13 Jan 2021
Our curator Peter Holme writes about his hero – the late, great Colin Bell:
“Colin Bell, the ex-Manchester City and England player died last week (5 January 2021) and it brought back many personal memories. He was the same age as me, 74, and was my favourite player as I watched the magnificent City team win the League, FA Cup, League Cup and Cup Winners Cup in the late 1960s.
I was a student in Manchester between 1966 and 1972, which coincided exactly with City’s meteoric rise under managers Joe Mercer and Malcolm Allison.
Colin Bell, born in the North-east but signed from Bury, was a key player in this team.
Many years later, in 2005, I was working at the National Football Museum in Preston and I met him twice: at a book signing and at the Hall of Fame event.
I was ‘over the moon’ to meet my hero but the best was yet to come. In 2011 we were developing the new National Football Museum in Urbis, Manchester, when I was asked to go to his house in Cheshire to collect all his medals which he was loaning to the museum.
It was wonderful to meet him and his wife Marie in his home and to talk about his medals.

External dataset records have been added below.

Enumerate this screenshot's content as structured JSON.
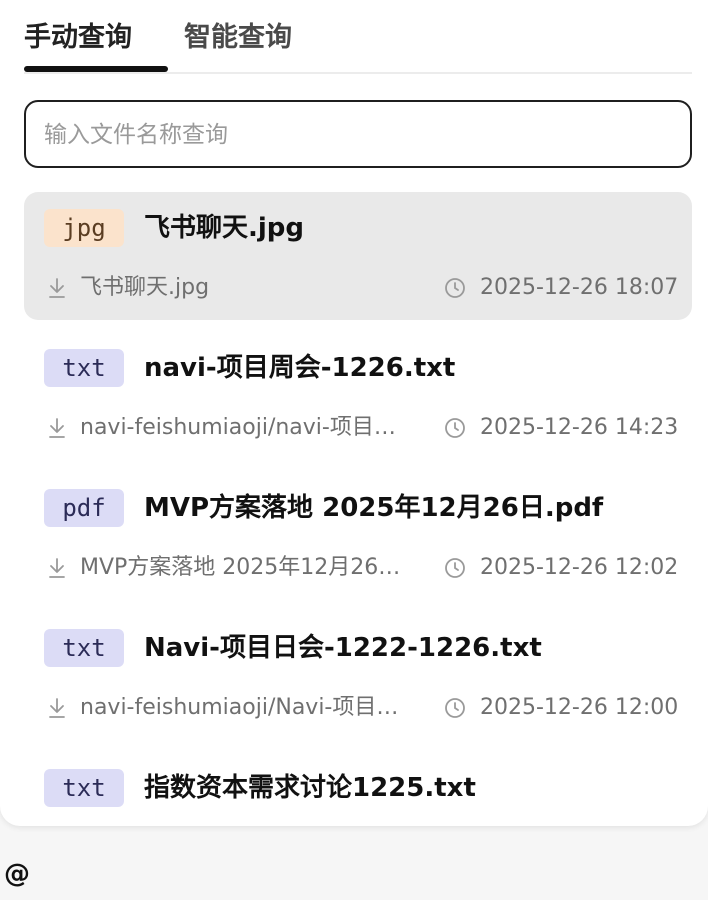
{
  "tabs": {
    "manual_label": "手动查询",
    "smart_label": "智能查询"
  },
  "search": {
    "placeholder": "输入文件名称查询",
    "value": ""
  },
  "files": [
    {
      "type": "jpg",
      "name": "飞书聊天.jpg",
      "path": "飞书聊天.jpg",
      "time": "2025-12-26 18:07",
      "selected": true
    },
    {
      "type": "txt",
      "name": "navi-项目周会-1226.txt",
      "path": "navi-feishumiaoji/navi-项目…",
      "time": "2025-12-26 14:23"
    },
    {
      "type": "pdf",
      "name": "MVP方案落地 2025年12月26日.pdf",
      "path": "MVP方案落地 2025年12月26…",
      "time": "2025-12-26 12:02"
    },
    {
      "type": "txt",
      "name": "Navi-项目日会-1222-1226.txt",
      "path": "navi-feishumiaoji/Navi-项目…",
      "time": "2025-12-26 12:00"
    },
    {
      "type": "txt",
      "name": "指数资本需求讨论1225.txt"
    }
  ],
  "badge_colors": {
    "jpg": {
      "bg": "#fbe3cc",
      "fg": "#5a3d22"
    },
    "txt": {
      "bg": "#dcdcf6",
      "fg": "#2b2b57"
    },
    "pdf": {
      "bg": "#dcdcf6",
      "fg": "#2b2b57"
    }
  },
  "icons": {
    "download": "download-icon",
    "clock": "clock-icon"
  },
  "footer": {
    "mention_symbol": "@"
  }
}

He also won 43 caps for England but probably the most important award was his MBE. Some, but not all, of his medals are on permanent display in the museum.
Colin was an unassuming man, a reluctant hero. But why do people, including myself, think he was the greatest past-player for City?
He was not as naturally talented as some players of his era such as George Best, or Kevin De Bruyne, who he reminds me of. Colin just kept on running, never stopping or looking tired.
He could shoot, head the ball, tackle, pass, dribble; in fact he could do the lot. His nickname “Nijinski” after the famous racehorse was a reference to his athleticism and maybe also after the famous ballet dancer.
He became an icon for the fans who sang about him: “We’ll drink, a drink, a drink to Colin the King, the King, the King….”
In fact Colin’s most prized possession, on display at the museum, is a crown made of cardboard which a fan ran onto the pitch to give him.
To all the supporters he was ‘King Colin’.
Colin’s career would have been even greater but it was cut short by a dreadful tackle during a derby game against United. He never fully recovered from the serious knee injury and was forced to retire.
Although he was estranged from the club during the Francis Lee era, in more recent times he returned to City as match-day ambassador and quite rightly a stand was named after him.
Thanks for the Memories Colin.”
Read more about Colin Bell and his medals which are on display at the museum.